Paper No. 207-14
Presentation Time: 11:45 AM
MASS WASTING RUNOUT: A SIMPLE MODEL FOR PREDICTING LANDSLIDE RUNOUT AND THE TOPOGRAPHIC EVOLUTION OF HEADWATER CHANNELS
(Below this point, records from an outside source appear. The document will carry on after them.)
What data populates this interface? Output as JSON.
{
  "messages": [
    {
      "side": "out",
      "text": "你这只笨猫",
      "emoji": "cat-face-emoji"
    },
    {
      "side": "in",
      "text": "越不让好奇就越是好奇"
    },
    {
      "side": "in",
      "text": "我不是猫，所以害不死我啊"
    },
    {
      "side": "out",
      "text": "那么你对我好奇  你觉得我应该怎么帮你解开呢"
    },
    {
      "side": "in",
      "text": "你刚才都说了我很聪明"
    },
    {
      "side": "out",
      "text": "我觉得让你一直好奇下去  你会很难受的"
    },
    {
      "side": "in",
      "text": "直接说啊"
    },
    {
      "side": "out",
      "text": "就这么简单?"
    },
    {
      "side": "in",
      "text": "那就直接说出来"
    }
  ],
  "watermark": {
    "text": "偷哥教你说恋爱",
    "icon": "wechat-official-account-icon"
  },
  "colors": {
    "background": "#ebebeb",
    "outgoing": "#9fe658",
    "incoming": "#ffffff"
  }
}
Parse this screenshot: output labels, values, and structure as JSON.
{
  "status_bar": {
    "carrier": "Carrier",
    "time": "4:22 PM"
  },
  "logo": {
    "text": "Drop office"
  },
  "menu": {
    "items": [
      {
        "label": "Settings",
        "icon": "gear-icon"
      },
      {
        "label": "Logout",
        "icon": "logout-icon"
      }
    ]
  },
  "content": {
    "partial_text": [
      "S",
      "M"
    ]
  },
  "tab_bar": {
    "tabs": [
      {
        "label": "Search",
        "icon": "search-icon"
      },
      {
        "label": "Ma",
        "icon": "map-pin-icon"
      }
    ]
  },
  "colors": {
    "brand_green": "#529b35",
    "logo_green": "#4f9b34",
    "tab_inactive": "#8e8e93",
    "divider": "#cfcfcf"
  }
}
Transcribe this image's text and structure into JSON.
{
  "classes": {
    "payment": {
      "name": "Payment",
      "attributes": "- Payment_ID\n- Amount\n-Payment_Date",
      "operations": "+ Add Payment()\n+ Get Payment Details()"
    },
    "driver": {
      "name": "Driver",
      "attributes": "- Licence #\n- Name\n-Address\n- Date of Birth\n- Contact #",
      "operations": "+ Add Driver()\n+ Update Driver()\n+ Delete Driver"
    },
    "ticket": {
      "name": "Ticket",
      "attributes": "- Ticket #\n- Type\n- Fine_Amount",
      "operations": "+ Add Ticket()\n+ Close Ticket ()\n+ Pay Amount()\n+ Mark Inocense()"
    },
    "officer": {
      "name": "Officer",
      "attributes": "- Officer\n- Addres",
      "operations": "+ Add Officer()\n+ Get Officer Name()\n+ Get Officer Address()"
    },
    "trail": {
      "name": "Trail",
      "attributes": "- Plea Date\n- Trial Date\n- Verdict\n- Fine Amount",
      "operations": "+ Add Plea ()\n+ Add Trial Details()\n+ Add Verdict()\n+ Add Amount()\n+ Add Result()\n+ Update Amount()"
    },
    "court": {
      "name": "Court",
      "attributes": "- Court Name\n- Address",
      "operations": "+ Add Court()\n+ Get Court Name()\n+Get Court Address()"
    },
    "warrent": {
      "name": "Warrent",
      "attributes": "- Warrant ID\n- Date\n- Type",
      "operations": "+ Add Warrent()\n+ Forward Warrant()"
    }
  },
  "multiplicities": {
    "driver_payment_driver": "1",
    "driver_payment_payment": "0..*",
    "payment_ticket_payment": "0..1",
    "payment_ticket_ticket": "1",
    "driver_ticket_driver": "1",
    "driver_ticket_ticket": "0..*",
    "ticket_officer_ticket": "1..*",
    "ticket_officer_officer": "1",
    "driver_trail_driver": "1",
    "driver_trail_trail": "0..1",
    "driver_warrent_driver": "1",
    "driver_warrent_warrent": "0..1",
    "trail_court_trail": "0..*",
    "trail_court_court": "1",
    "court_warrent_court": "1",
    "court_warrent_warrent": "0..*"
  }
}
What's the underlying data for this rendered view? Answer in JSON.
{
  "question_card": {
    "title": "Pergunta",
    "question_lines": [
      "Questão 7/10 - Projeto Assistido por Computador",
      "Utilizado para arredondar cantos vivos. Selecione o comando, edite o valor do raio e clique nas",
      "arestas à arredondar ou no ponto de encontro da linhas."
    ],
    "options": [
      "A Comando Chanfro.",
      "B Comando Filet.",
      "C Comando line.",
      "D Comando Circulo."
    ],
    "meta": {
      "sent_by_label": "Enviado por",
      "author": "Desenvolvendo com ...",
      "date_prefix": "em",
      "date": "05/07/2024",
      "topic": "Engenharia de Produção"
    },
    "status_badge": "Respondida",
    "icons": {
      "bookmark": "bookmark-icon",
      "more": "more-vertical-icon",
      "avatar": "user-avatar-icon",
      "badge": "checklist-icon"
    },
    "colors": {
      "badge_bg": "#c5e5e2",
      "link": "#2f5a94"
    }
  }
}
A new model for routing a debris flow or other mass wasting volume through a watershed and tracking the topographic evolution of the channel network is proposed. The model was developed for headwater sediment production and transport studies but may be useful for landslide (and subsequent debris flow) hazard mapping as well. It uses a cellular-automata modeling framework and a precipiton conceptualization of the mass wasting volume to predict downslope mass wasting movement and interaction with basin topography. Like many previous cellular-automata models, two dimensional flow rates are approximated using a multi-direction slope algorithm and volumetric flux at an individual grid cell is controlled by established geomorphic transport laws for deposition and scour. The model is coded to run in the Python module Landlab but could be transferred to another coding platform such as ArcGIS. Model behavior is controlled with three parameters: mass wasting material angle of repose, a threshold flux value below which the mass wasting material is forced to deposit and a coefficient that controls erosion rates as a linear function of the depth-slope product of the mass wasting flow. Initial values for all three parameters can be obtained from a geologic field review of existing mass wasting deposits near the study location. Early comparisons with actual landslides and debris flows in the Olympic Mountains and Capital State Forest of Washington State show that with a little trial and error, the Mass Wasting Runout model can be parameterized to reproduce observed mass wasting runout behavior. Since the model is coded using a large-scale, mass balance conceptualization (precipiton) and cellular-automata framework, it can be run quickly and may be suitable for Monte Carlo type simulations.